All the playable characters are surprisingly unique in their approach to combat. As I cycled through my available figures I discovered that Mr Incredible can punch like a runaway train, Jack Sparrow has a flintlock pistol, Syndrome can freeze people and carry them around, and Sully can tiptoe behind enemies to scare the fecal matter from their clenched buttocks. Each of them is fun to play in their own way, spouting familiar catchphrases all the while, and the very forgiving gameplay means that balance isn’t too much of an issue.

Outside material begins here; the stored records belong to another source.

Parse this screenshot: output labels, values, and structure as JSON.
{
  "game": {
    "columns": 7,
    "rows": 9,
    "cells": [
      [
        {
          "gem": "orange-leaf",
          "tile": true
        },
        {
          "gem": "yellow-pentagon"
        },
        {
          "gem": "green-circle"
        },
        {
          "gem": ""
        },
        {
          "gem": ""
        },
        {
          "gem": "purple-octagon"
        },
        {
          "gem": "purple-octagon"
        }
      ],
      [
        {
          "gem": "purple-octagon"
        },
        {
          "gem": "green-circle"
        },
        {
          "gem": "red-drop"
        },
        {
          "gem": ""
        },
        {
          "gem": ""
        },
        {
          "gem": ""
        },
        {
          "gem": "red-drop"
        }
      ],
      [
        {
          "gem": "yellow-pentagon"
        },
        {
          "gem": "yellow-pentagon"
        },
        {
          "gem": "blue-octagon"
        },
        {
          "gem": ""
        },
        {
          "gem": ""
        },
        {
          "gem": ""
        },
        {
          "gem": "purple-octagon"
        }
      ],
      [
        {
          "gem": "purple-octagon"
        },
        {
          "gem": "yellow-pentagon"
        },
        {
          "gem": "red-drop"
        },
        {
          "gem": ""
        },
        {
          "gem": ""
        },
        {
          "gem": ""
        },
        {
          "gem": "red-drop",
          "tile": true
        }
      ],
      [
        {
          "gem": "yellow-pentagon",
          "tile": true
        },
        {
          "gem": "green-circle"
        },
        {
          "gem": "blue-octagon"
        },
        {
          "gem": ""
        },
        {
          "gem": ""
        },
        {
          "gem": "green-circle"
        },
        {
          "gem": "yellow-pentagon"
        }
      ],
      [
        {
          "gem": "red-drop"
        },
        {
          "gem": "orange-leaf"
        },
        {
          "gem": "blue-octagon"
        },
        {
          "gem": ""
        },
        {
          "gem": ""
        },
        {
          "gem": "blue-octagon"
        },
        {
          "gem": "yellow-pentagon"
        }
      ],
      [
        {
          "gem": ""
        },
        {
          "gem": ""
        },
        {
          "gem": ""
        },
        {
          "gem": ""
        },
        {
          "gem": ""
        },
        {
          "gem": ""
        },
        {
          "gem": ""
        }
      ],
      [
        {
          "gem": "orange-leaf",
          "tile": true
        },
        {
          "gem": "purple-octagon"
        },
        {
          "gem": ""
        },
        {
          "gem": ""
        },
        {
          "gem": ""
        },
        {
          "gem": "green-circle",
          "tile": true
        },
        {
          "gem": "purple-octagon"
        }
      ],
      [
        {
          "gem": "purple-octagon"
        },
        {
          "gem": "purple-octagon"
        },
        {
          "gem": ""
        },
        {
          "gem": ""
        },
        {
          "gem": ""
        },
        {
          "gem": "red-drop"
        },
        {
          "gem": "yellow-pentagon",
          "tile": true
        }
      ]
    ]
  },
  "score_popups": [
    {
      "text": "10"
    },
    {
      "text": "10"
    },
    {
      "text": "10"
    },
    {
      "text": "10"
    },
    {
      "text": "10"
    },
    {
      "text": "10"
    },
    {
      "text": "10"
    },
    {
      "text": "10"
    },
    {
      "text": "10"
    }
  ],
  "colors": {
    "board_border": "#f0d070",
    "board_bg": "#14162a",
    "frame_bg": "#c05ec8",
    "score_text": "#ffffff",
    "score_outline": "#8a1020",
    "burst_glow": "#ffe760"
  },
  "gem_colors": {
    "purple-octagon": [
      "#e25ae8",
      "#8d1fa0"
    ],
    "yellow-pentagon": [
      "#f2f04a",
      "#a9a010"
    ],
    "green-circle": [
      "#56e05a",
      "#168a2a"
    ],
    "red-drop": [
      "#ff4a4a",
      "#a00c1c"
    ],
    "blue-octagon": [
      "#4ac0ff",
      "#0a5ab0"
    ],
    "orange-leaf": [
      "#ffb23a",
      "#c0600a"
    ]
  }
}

Of course, there is the matter of Violet Parr, only daughter of Metroville’s most prominent superhero. I bought the Violet figure purely because the character reminds me of a girl I had a crush on in high school, without realising she was a powder keg of ass-kicking superiority which made the other characters look like wet, smelly loo paper. Most characters have a regular attack and a ranged attack, which often amounts to swords or fists in the former case and something a bit more heavy-duty in the latter. Violet’s normal attack — and I use the word normal here with caution — sends a glowing, purple comet of energy hurtling towards the enemy, and subsequent combo-strings not only add more energy and teleport you closer to the target, they also end with a ridiculous circular explosion that knocks away all foes. As if to strap tiny nuclear bombs to the outside of a perfectly adequate nuclear bomb, her special attack lets you turn invisible for an indefinite period. Invisible. She’s basically Iron Man with ninja skills. Violet is the sort of character usually confined to cheats, or secret unlockables only discovered by using a specific special attack 43 times in a certain corner of a certain room. She will fuck you up.
After 45 minutes of hurling purple death balls at innocent civilians I realised there were actual levels and worlds to play with, and jumped tentatively into the shoes of a drunk Johnny Depp sound-alike. But that’s a story for next time. While you wait, here’s a picture of Violet carrying a tiny Scrooge McDuck.